EXERCISE PROMPT:
State only the count of lines in the listing below that hold "rate".

WORKING DATA:

=======

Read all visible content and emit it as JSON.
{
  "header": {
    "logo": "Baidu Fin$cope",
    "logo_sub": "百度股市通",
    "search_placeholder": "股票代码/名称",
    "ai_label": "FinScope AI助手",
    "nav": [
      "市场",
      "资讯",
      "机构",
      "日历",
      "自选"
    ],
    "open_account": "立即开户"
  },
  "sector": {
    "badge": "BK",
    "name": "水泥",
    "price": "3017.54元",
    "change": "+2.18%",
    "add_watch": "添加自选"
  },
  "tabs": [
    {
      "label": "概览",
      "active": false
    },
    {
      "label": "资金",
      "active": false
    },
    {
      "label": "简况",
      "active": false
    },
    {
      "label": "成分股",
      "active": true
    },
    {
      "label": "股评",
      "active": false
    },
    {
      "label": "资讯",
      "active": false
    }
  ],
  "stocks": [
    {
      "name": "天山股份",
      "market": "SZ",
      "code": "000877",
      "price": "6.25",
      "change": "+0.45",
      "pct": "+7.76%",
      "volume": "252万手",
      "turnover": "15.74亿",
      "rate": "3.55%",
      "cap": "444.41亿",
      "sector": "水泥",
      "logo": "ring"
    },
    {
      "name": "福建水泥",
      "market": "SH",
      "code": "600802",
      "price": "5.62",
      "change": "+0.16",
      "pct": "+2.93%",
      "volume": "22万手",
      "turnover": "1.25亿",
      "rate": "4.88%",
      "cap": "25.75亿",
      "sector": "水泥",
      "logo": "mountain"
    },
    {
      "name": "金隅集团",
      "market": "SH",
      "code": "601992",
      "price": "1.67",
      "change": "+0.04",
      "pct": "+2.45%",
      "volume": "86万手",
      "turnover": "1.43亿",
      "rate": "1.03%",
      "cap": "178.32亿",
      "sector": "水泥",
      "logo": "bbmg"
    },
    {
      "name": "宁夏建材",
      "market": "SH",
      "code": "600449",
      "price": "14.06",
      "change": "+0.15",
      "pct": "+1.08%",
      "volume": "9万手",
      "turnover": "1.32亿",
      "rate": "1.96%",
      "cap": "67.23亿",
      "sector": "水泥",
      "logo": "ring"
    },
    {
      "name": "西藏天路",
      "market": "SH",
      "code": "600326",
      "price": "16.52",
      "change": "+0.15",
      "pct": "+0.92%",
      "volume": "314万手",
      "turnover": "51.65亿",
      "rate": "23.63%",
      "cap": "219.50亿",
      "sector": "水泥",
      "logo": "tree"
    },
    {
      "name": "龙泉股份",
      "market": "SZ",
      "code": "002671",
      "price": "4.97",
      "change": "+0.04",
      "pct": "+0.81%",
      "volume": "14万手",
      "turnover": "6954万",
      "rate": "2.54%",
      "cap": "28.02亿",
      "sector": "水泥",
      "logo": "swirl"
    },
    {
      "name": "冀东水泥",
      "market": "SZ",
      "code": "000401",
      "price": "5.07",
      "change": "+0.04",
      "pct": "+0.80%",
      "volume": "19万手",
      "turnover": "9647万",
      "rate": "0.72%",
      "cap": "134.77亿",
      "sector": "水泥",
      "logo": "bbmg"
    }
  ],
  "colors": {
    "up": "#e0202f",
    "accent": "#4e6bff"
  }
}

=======

YOUR RESPONSE:
7